IDP Free Agent Preview: Battle of the Michael’s
IDP Free Agent Preview: Battle of the Michael’s
In the NFL you can never have too many pass rushers. For those who play in a 4-3 defense, the defensive end is one of the most important positions you can have. As free agency nears, there are only a handful of quality defensive ends available. Some of them are older veterans who will only be a quick fix for a year or two.
Of the younger available players, two happen to share the first name of Michael. Mr. Johnson of the Bengals and Mr. Bennett of the Buccaneers both enter unrestricted free agency after both ranking in the top 20 for fantasy defensive ends and tied at 115 points in our fantasy big play scoring system. Here the two players will be compared to decide which would be a better option for your fantasy team going forward.
When it comes to just looking at how many tackles they record, neither player was overly impressive. Michael Johnson recorded a tackle on 7.9% of his run snaps, while Michael Bennett recorded one on 6.9% of his run snaps, which were both below the league average for 4-3 defensive ends. Based solely on that, Michael Johnson has the edge.
If your leagues scoring system gives credit for tackles for a loss, than Michael Bennett has a big edge. Bennett had 13 tackles for losses in 2012 which was second best for all defensive linemen only behind J.J. Watt. Michael Johnson on the other hand only had two. If you’re worried that Bennett was just a one year wonder, then just look back to 2011 and see that he tied for the lead that year with ten. Bennett had the edge not only in tackles for losses, but stops as well with a 6.0 Run Stop Percentage compared to 5.5 for Johnson. The higher tackles for losses or stops are valued in your league, the higher you need to move Bennett up your draft board.
Some might look at the sack numbers, and see Johnson had 13 while Bennett had nine and decide Johnson is the better player just based on that. If you’ve ever been to Pro Football Focus, you know that sacks don’t tell the whole story with pass rushers.
The reason Johnson had such a high sack number is because he had an abnormally high sack to pressure ratio. He was able to convert 23.6% of his pressure into sacks, which was the second highest rate for 4-3 defensive ends with at least 500 pass rushes. On the other hand, Michael Bennett was below average by converting just 12.7% of his pressure into sacks, the third lowest rate for 4-3 ends with at least 500 pass rushes. Both of those should regress to the mean which would mean more sacks per pressure for Bennett, and less sacks per pressure for Johnson.
What is more consistent is how often a player can get pressure. On the season Bennett had 48 pressures to 34 from Johnson. Bennett was helped by having more opportunities, so looking at pressure per pass rush is a better indicator. Bennett recorded a pressure on 12.5% of his pass plays, while Johnson did on 10.9%. Both numbers are above the league average, but Bennett has been a better pass rusher than Johnson despite the lower sack number. Given an equal number of opportunities next year, I would expect Bennett to end up with a higher sack total.

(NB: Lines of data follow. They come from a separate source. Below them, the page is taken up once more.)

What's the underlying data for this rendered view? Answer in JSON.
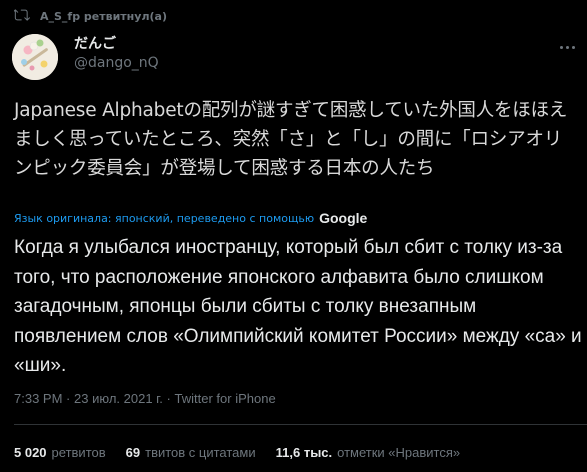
{
  "retweet": {
    "icon": "retweet-icon",
    "text": "A_S_fp ретвитнул(а)"
  },
  "author": {
    "display_name": "だんご",
    "handle": "@dango_nQ",
    "avatar": "avatar-image"
  },
  "tweet": {
    "original_text": "Japanese Alphabetの配列が謎すぎて困惑していた外国人をほほえましく思っていたところ、突然「さ」と「し」の間に「ロシアオリンピック委員会」が登場して困惑する日本の人たち",
    "translation_note": "Язык оригинала: японский, переведено с помощью",
    "translation_provider": "Google",
    "translated_text": "Когда я улыбался иностранцу, который был сбит с толку из-за того, что расположение японского алфавита было слишком загадочным, японцы были сбиты с толку внезапным появлением слов «Олимпийский комитет России» между «са» и «ши».",
    "time": "7:33 PM",
    "separator": "·",
    "date": "23 июл. 2021 г.",
    "source": "Twitter for iPhone"
  },
  "stats": [
    {
      "value": "5 020",
      "label": "ретвитов"
    },
    {
      "value": "69",
      "label": "твитов с цитатами"
    },
    {
      "value": "11,6 тыс.",
      "label": "отметки «Нравится»"
    }
  ],
  "colors": {
    "background": "#000000",
    "text": "#e7e9ea",
    "secondary": "#6e767d",
    "link": "#1d9bf0",
    "divider": "#2f3336"
  }
}
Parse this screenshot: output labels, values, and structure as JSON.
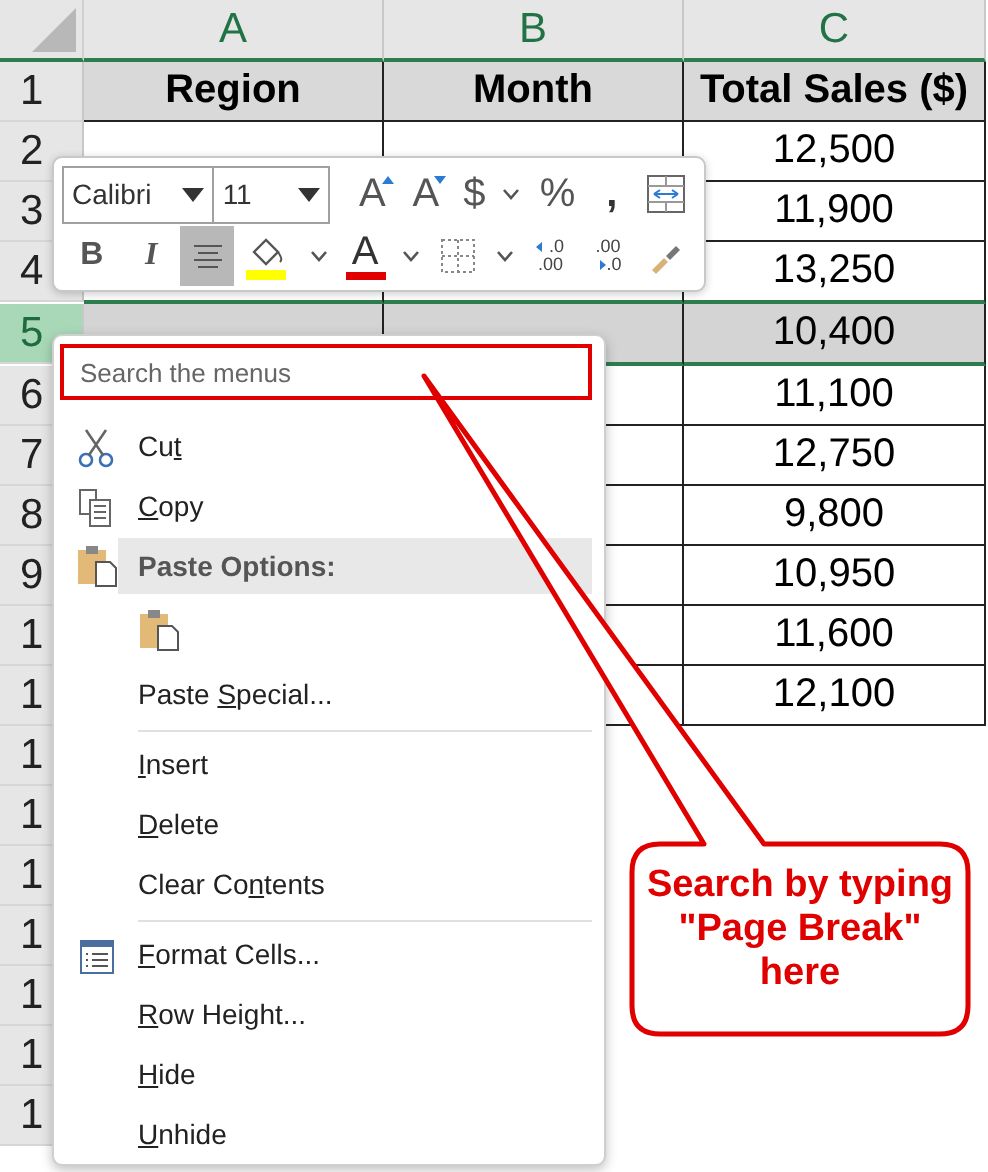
{
  "sheet": {
    "columns": [
      {
        "label": "A"
      },
      {
        "label": "B"
      },
      {
        "label": "C"
      }
    ],
    "rows": [
      {
        "number": "1",
        "kind": "header",
        "selected": false,
        "a": "Region",
        "b": "Month",
        "c": "Total Sales ($)"
      },
      {
        "number": "2",
        "kind": "data",
        "selected": false,
        "c": "12,500"
      },
      {
        "number": "3",
        "kind": "data",
        "selected": false,
        "c": "11,900"
      },
      {
        "number": "4",
        "kind": "data",
        "selected": false,
        "c": "13,250"
      },
      {
        "number": "5",
        "kind": "data",
        "selected": true,
        "c": "10,400"
      },
      {
        "number": "6",
        "kind": "data",
        "selected": false,
        "c": "11,100"
      },
      {
        "number": "7",
        "kind": "data",
        "selected": false,
        "c": "12,750"
      },
      {
        "number": "8",
        "kind": "data",
        "selected": false,
        "c": "9,800"
      },
      {
        "number": "9",
        "kind": "data",
        "selected": false,
        "c": "10,950"
      },
      {
        "number": "1",
        "kind": "data",
        "selected": false,
        "c": "11,600"
      },
      {
        "number": "1",
        "kind": "data",
        "selected": false,
        "c": "12,100"
      },
      {
        "number": "1",
        "kind": "empty",
        "selected": false
      },
      {
        "number": "1",
        "kind": "empty",
        "selected": false
      },
      {
        "number": "1",
        "kind": "empty",
        "selected": false
      },
      {
        "number": "1",
        "kind": "empty",
        "selected": false
      },
      {
        "number": "1",
        "kind": "empty",
        "selected": false
      },
      {
        "number": "1",
        "kind": "empty",
        "selected": false
      },
      {
        "number": "1",
        "kind": "empty",
        "selected": false
      }
    ]
  },
  "mini_toolbar": {
    "font": "Calibri",
    "size": "11",
    "row_1": [
      {
        "kind": "grow-font",
        "label": "A"
      },
      {
        "kind": "shrink-font",
        "label": "A"
      },
      {
        "kind": "currency",
        "label": "$"
      },
      {
        "kind": "dropdown"
      },
      {
        "kind": "percent",
        "label": "%"
      },
      {
        "kind": "comma",
        "label": ","
      },
      {
        "kind": "wrap"
      }
    ],
    "row_2": [
      {
        "kind": "bold",
        "label": "B",
        "selected": false
      },
      {
        "kind": "italic",
        "label": "I",
        "selected": false
      },
      {
        "kind": "align-center",
        "selected": true
      },
      {
        "kind": "fill-color",
        "color": "#ffff00",
        "selected": false
      },
      {
        "kind": "dropdown",
        "selected": false
      },
      {
        "kind": "font-color",
        "label": "A",
        "color": "#e00000",
        "selected": false
      },
      {
        "kind": "dropdown",
        "selected": false
      },
      {
        "kind": "borders",
        "selected": false
      },
      {
        "kind": "dropdown",
        "selected": false
      },
      {
        "kind": "increase-decimal",
        "lines": [
          ".0",
          ".00"
        ],
        "selected": false
      },
      {
        "kind": "decrease-decimal",
        "lines": [
          ".00",
          ".0"
        ],
        "selected": false
      },
      {
        "kind": "format-painter",
        "selected": false
      }
    ]
  },
  "context_menu": {
    "search": {
      "placeholder": "Search the menus"
    },
    "items": [
      {
        "kind": "cut",
        "parts": [
          {
            "text": "Cu"
          },
          {
            "text": "t",
            "access_key": true
          }
        ]
      },
      {
        "kind": "copy",
        "parts": [
          {
            "text": "C",
            "access_key": true
          },
          {
            "text": "opy"
          }
        ]
      },
      {
        "kind": "section",
        "parts": [
          {
            "text": "Paste Options:"
          }
        ]
      },
      {
        "kind": "paste-option"
      },
      {
        "kind": "item",
        "parts": [
          {
            "text": "Paste "
          },
          {
            "text": "S",
            "access_key": true
          },
          {
            "text": "pecial..."
          }
        ]
      },
      {
        "kind": "separator"
      },
      {
        "kind": "item",
        "parts": [
          {
            "text": "I",
            "access_key": true
          },
          {
            "text": "nsert"
          }
        ]
      },
      {
        "kind": "item",
        "parts": [
          {
            "text": "D",
            "access_key": true
          },
          {
            "text": "elete"
          }
        ]
      },
      {
        "kind": "item",
        "parts": [
          {
            "text": "Clear Co"
          },
          {
            "text": "n",
            "access_key": true
          },
          {
            "text": "tents"
          }
        ]
      },
      {
        "kind": "separator"
      },
      {
        "kind": "format",
        "parts": [
          {
            "text": "F",
            "access_key": true
          },
          {
            "text": "ormat Cells..."
          }
        ]
      },
      {
        "kind": "item",
        "parts": [
          {
            "text": "R",
            "access_key": true
          },
          {
            "text": "ow Height..."
          }
        ]
      },
      {
        "kind": "item",
        "parts": [
          {
            "text": "H",
            "access_key": true
          },
          {
            "text": "ide"
          }
        ]
      },
      {
        "kind": "item",
        "parts": [
          {
            "text": "U",
            "access_key": true
          },
          {
            "text": "nhide"
          }
        ]
      }
    ]
  },
  "callout": {
    "text": "Search by typing \"Page Break\" here"
  }
}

One thing to worry about for both players is consistency. On the year, Bennett had two great games at Dallas and against Philadelphia. In those two games he had four sacks, four hits, eight hurries and three additional stops. He also had stretches in Week 6-7, and Week 12-13 where he had zero sacks and hits, three hurries and four stops. While he showed he can have dominating performances, he can also go through stretches of being a fantasy bust.
For Johnson, a concern is that 38% of his sacks/hits came out of a four sack and four hit performance at the Washington Redskins. Unfortunately for Bennett, he won’t be going up against Jordan Black every week. While it was one of the best single game performances of the season, you would prefer someone to have his fantasy production more evenly distributed over the season.
A big reason why Michael Bennett has been able to put up such great fantasy numbers is because he is in for 88.8% of snaps. That left him on the field for 985 plays which was fifth most for all 4-3 defensive ends. Michael Johnson on the other hand was in for 78.8% of plays, which left him at 870 regular season snaps which was 19th most.
If these players end up on teams that like to play their defensive ends for nearly the entire game that will greatly help their fantasy value. Tampa Bay has already shown a willingness to do this with Bennett. Another good situation for either could be Buffalo. They have shown a willingness to use a defensive end the majority of snaps with Mario Williams, and the rest of the defensive ends will either be on the wrong age of 30 or are free agents.
However if they end up in a situation like Detroit or Atlanta where their starting defensive ends have typically only seen two in every three snaps with a heavy rotation, this will clearly hurt their fantasy value. A wildcard here might be the Dallas Cowboys who are converting to a 4-3 and could lose Anthony Spencer to free agency which leaves an open spot opposite DeMarcus Ware.
Based on his ability to make big plays in the run game as well as being a more consistent pass rusher, Michael Bennett has the edge over Michael Johnson. Wherever they end up, a team will be happy with their production as you can always use a defensive linemen who is strong against both the run and pass.
While Bennett having the edge is in a situation where everything else is equal, the situation they come into will likely play the biggest role in determining which Michael you want on your fantasy roster.